When I sing and dance flamenco, I have to connect with the pain, because flamenco comes from pain. Pain can be a power: you can wake up through pain, no? Like with fire. Flamenco is that for me; through flamenco I am awake, and I use it to develop consciousness. This was my instrument to liberate myself to become a free woman. Flamenco was my instrument to give a life to my children, to fight against a system here that wants to make me a victim like my mother—no, I use flamenco and I was famous, instead of a victim. Flamenco was a gift for me.

Maria at Teatro Colon, Argentina.

I show a lot of women through teaching flamenco to feel this power too, which is very beautiful.
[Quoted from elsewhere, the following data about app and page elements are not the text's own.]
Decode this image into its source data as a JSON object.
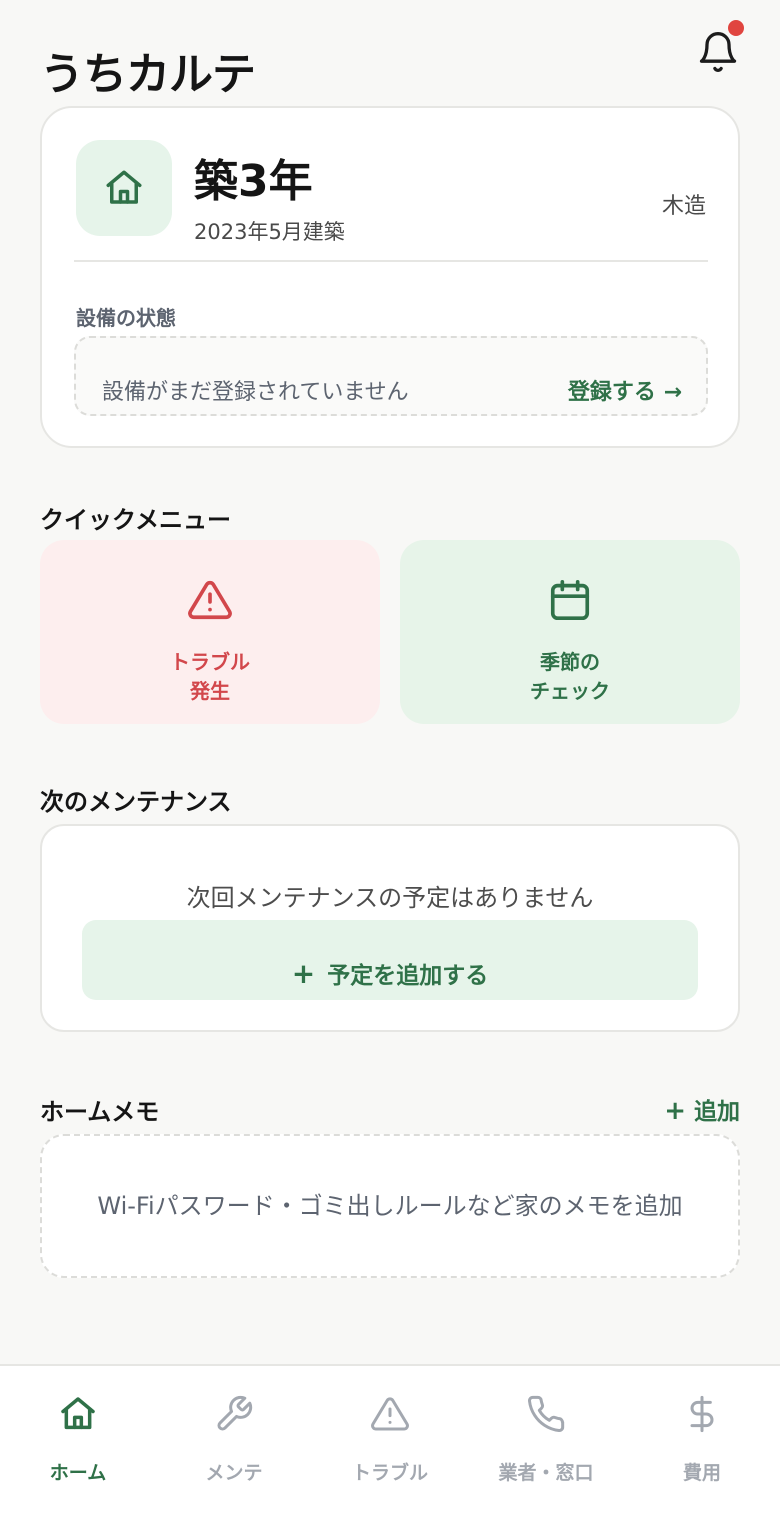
{
  "header": {
    "title": "うちカルテ",
    "notification_icon": "bell-icon",
    "has_unread": true
  },
  "house": {
    "icon": "house-icon",
    "age": "築3年",
    "built": "2023年5月建築",
    "structure": "木造",
    "equipment_label": "設備の状態",
    "equipment_empty": "設備がまだ登録されていません",
    "register_link": "登録する →"
  },
  "quick_menu": {
    "title": "クイックメニュー",
    "items": [
      {
        "line1": "トラブル",
        "line2": "発生",
        "icon": "warning-triangle-icon",
        "color": "#d2474b"
      },
      {
        "line1": "季節の",
        "line2": "チェック",
        "icon": "calendar-icon",
        "color": "#2f7148"
      }
    ]
  },
  "maintenance": {
    "title": "次のメンテナンス",
    "empty": "次回メンテナンスの予定はありません",
    "add_button": "予定を追加する"
  },
  "memo": {
    "title": "ホームメモ",
    "add_link": "追加",
    "placeholder": "Wi-Fiパスワード・ゴミ出しルールなど家のメモを追加"
  },
  "bottom_nav": {
    "items": [
      {
        "label": "ホーム",
        "icon": "home-icon",
        "active": true
      },
      {
        "label": "メンテ",
        "icon": "wrench-icon",
        "active": false
      },
      {
        "label": "トラブル",
        "icon": "warning-triangle-icon",
        "active": false
      },
      {
        "label": "業者・窓口",
        "icon": "phone-icon",
        "active": false
      },
      {
        "label": "費用",
        "icon": "dollar-icon",
        "active": false
      }
    ]
  },
  "colors": {
    "accent": "#2f7148",
    "danger": "#d2474b",
    "badge": "#e0453f",
    "inactive": "#a3a8b0"
  }
}
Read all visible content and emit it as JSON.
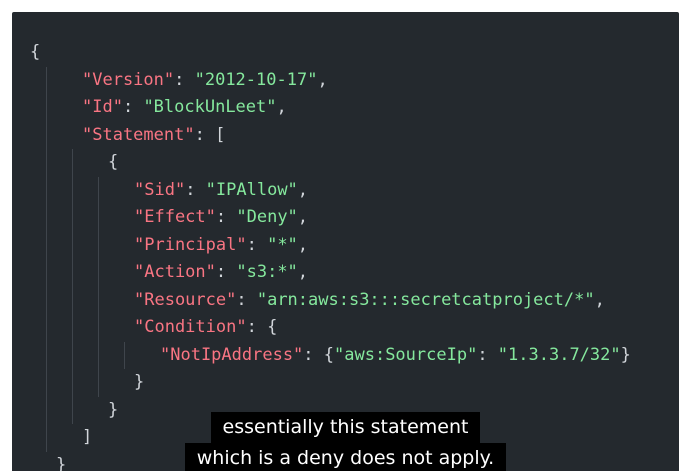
{
  "code": {
    "lines": [
      {
        "indent": 0,
        "guides": [],
        "tokens": [
          {
            "t": "punc",
            "v": "{"
          }
        ]
      },
      {
        "indent": 2,
        "guides": [
          34
        ],
        "tokens": [
          {
            "t": "key",
            "v": "\"Version\""
          },
          {
            "t": "punc",
            "v": ": "
          },
          {
            "t": "val",
            "v": "\"2012-10-17\""
          },
          {
            "t": "punc",
            "v": ","
          }
        ]
      },
      {
        "indent": 2,
        "guides": [
          34
        ],
        "tokens": [
          {
            "t": "key",
            "v": "\"Id\""
          },
          {
            "t": "punc",
            "v": ": "
          },
          {
            "t": "val",
            "v": "\"BlockUnLeet\""
          },
          {
            "t": "punc",
            "v": ","
          }
        ]
      },
      {
        "indent": 2,
        "guides": [
          34
        ],
        "tokens": [
          {
            "t": "key",
            "v": "\"Statement\""
          },
          {
            "t": "punc",
            "v": ": ["
          }
        ]
      },
      {
        "indent": 3,
        "guides": [
          34,
          60
        ],
        "tokens": [
          {
            "t": "punc",
            "v": "{"
          }
        ]
      },
      {
        "indent": 4,
        "guides": [
          34,
          60,
          86
        ],
        "tokens": [
          {
            "t": "key",
            "v": "\"Sid\""
          },
          {
            "t": "punc",
            "v": ": "
          },
          {
            "t": "val",
            "v": "\"IPAllow\""
          },
          {
            "t": "punc",
            "v": ","
          }
        ]
      },
      {
        "indent": 4,
        "guides": [
          34,
          60,
          86
        ],
        "tokens": [
          {
            "t": "key",
            "v": "\"Effect\""
          },
          {
            "t": "punc",
            "v": ": "
          },
          {
            "t": "val",
            "v": "\"Deny\""
          },
          {
            "t": "punc",
            "v": ","
          }
        ]
      },
      {
        "indent": 4,
        "guides": [
          34,
          60,
          86
        ],
        "tokens": [
          {
            "t": "key",
            "v": "\"Principal\""
          },
          {
            "t": "punc",
            "v": ": "
          },
          {
            "t": "val",
            "v": "\"*\""
          },
          {
            "t": "punc",
            "v": ","
          }
        ]
      },
      {
        "indent": 4,
        "guides": [
          34,
          60,
          86
        ],
        "tokens": [
          {
            "t": "key",
            "v": "\"Action\""
          },
          {
            "t": "punc",
            "v": ": "
          },
          {
            "t": "val",
            "v": "\"s3:*\""
          },
          {
            "t": "punc",
            "v": ","
          }
        ]
      },
      {
        "indent": 4,
        "guides": [
          34,
          60,
          86
        ],
        "tokens": [
          {
            "t": "key",
            "v": "\"Resource\""
          },
          {
            "t": "punc",
            "v": ": "
          },
          {
            "t": "val",
            "v": "\"arn:aws:s3:::secretcatproject/*\""
          },
          {
            "t": "punc",
            "v": ","
          }
        ]
      },
      {
        "indent": 4,
        "guides": [
          34,
          60,
          86
        ],
        "tokens": [
          {
            "t": "key",
            "v": "\"Condition\""
          },
          {
            "t": "punc",
            "v": ": {"
          }
        ]
      },
      {
        "indent": 5,
        "guides": [
          34,
          60,
          86,
          112
        ],
        "tokens": [
          {
            "t": "key",
            "v": "\"NotIpAddress\""
          },
          {
            "t": "punc",
            "v": ": {"
          },
          {
            "t": "val",
            "v": "\"aws:SourceIp\""
          },
          {
            "t": "punc",
            "v": ": "
          },
          {
            "t": "val",
            "v": "\"1.3.3.7/32\""
          },
          {
            "t": "punc",
            "v": "}"
          }
        ]
      },
      {
        "indent": 4,
        "guides": [
          34,
          60,
          86
        ],
        "tokens": [
          {
            "t": "punc",
            "v": "}"
          }
        ]
      },
      {
        "indent": 3,
        "guides": [
          34,
          60
        ],
        "tokens": [
          {
            "t": "punc",
            "v": "}"
          }
        ]
      },
      {
        "indent": 2,
        "guides": [
          34
        ],
        "tokens": [
          {
            "t": "punc",
            "v": "]"
          }
        ]
      },
      {
        "indent": 1,
        "guides": [],
        "tokens": [
          {
            "t": "punc",
            "v": "}"
          }
        ]
      }
    ]
  },
  "captions": {
    "line1": "essentially this statement",
    "line2": "which is a deny does not apply."
  }
}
When I went to Holland, I was 25 and a little older, but my older daughter was already 8, and she came with me to my flamenco lessons. In Holland, women are very free, they are equal to men, but they are not in touch with their femininity. In the thirteen years I was in Holland, these women came to my lessons where they could express femininity, sexuality, and power at the same time with flamenco. I had a group of women and they were the best dancers, and there were also a lawyer, a judge, and a journalist among them—all career women. They saw me at a young age teaching them how to dance with my daughter next to me. This was a group of 12 people and at the end of the course of the year, 9 of them were pregnant. They were almost reaching an age they could not have children anymore. They were feminine women but very masculine in their way to achieve success only in their profession. They were suddenly inspired by the music and me and my daughter! They connected with their femininity and these are the moments I saw how I could change people’s lives. It’s a power.